Helpfully the NZTA have just updated their data showing just were that spending and so with this post I thought I’d highlight some of that.
First up here’s how spending has changed over time at a national level. The NZTA figures includes their share of funding for local roads and other aspects such as public transport. In total just under 50% of money goes on local projects (which includes PT) while just over 50% goes towards state highways.
And here’s what this looks like for the Auckland region where over the last year $1.4 billion has been spent. In Auckland the share going to State Highways is slightly higher them getting 54% of the funding
By now some of you have probably already worked out that Auckland received about 35% of the total funding, which is slightly more than its share of the nation’s population – although given the level of growth that’s occurring not necessarily unreasonable. So how did the other regions fare?

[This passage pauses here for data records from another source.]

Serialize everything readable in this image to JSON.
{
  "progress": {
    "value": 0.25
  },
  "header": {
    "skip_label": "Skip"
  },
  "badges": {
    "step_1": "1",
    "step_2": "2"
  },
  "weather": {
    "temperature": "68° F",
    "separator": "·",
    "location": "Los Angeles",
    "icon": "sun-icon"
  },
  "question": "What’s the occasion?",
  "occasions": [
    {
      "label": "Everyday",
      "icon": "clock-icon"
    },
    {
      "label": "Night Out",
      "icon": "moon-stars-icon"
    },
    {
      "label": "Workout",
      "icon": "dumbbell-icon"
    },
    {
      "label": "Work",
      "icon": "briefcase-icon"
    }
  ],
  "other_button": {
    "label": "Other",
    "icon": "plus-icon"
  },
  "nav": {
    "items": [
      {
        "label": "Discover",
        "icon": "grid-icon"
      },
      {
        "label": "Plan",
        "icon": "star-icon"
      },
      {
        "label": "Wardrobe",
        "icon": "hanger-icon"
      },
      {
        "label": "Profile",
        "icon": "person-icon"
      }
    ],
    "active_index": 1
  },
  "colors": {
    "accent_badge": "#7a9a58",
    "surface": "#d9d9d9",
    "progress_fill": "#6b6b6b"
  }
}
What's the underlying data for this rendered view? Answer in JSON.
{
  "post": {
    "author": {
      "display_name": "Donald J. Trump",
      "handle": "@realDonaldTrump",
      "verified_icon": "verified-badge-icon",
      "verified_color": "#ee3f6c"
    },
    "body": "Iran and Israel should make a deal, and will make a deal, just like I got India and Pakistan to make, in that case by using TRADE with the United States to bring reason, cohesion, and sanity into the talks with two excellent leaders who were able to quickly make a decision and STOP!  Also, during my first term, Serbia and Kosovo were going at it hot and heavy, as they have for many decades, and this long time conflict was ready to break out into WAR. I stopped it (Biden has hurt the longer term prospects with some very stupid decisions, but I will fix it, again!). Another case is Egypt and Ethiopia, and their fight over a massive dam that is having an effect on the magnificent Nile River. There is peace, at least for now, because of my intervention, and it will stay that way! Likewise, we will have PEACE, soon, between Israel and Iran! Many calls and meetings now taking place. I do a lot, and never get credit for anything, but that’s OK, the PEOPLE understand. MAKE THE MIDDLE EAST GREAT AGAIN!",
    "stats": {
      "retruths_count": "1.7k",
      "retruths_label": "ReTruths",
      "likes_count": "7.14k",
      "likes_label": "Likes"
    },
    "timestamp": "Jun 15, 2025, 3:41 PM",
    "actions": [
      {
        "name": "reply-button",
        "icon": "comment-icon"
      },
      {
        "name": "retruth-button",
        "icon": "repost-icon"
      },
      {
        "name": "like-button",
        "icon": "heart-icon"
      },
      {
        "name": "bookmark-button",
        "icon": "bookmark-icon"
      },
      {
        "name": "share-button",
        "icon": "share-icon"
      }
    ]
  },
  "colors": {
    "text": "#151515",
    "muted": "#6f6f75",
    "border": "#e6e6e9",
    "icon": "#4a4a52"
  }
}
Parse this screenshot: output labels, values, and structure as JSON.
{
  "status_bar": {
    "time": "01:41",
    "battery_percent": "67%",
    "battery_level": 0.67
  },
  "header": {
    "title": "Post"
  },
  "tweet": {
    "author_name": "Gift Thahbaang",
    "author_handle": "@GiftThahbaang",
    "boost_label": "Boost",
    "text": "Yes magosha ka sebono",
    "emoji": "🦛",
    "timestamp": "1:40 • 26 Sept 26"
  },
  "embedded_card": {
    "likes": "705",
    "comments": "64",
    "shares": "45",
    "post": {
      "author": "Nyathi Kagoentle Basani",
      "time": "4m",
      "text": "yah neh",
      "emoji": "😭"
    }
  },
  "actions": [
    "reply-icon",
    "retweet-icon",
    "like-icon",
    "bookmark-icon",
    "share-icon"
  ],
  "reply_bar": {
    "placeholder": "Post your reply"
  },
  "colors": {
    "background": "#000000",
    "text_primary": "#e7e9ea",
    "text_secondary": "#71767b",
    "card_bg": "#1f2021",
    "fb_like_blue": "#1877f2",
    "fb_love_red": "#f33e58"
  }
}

Comparing the data to population information a couple of regions really stand out – getting considerably more investment than other regions on a per capita basis. Those are the three W’s Waikato, Wellington and the West Coast. The chart below shows how much we spent per person and includes the money council’s spent. One I expected to be higher is Canterbury given the amount of work going on however this seems to be more in line with the historically trend of the region having a lower per capita spend on transport
The next charts break down the spending by funding activity. I’ve excluded the small ones such as transport planning as it’s difficult to see them on the same scale as road spending. In the NZ chart you can see that overall spending on new and improved roads was reached $1.8 billion last year and was the largest single activity. At the other end of the scale you can see the impact of increases in the cycling budgets starting to come through and become more visible. I’d expect this to continue with the government’s cycleway spending coming through.
And in Auckland the spending on new and improved roads is even more pronounced with much of it being the money being spent on the Western Ring Route
The NZTA have quite a bit of data available and there are lots of ways of looking at this. Let us know in the comments if there’s some other way you’d like to see it cut or if you’ve done your own analysis.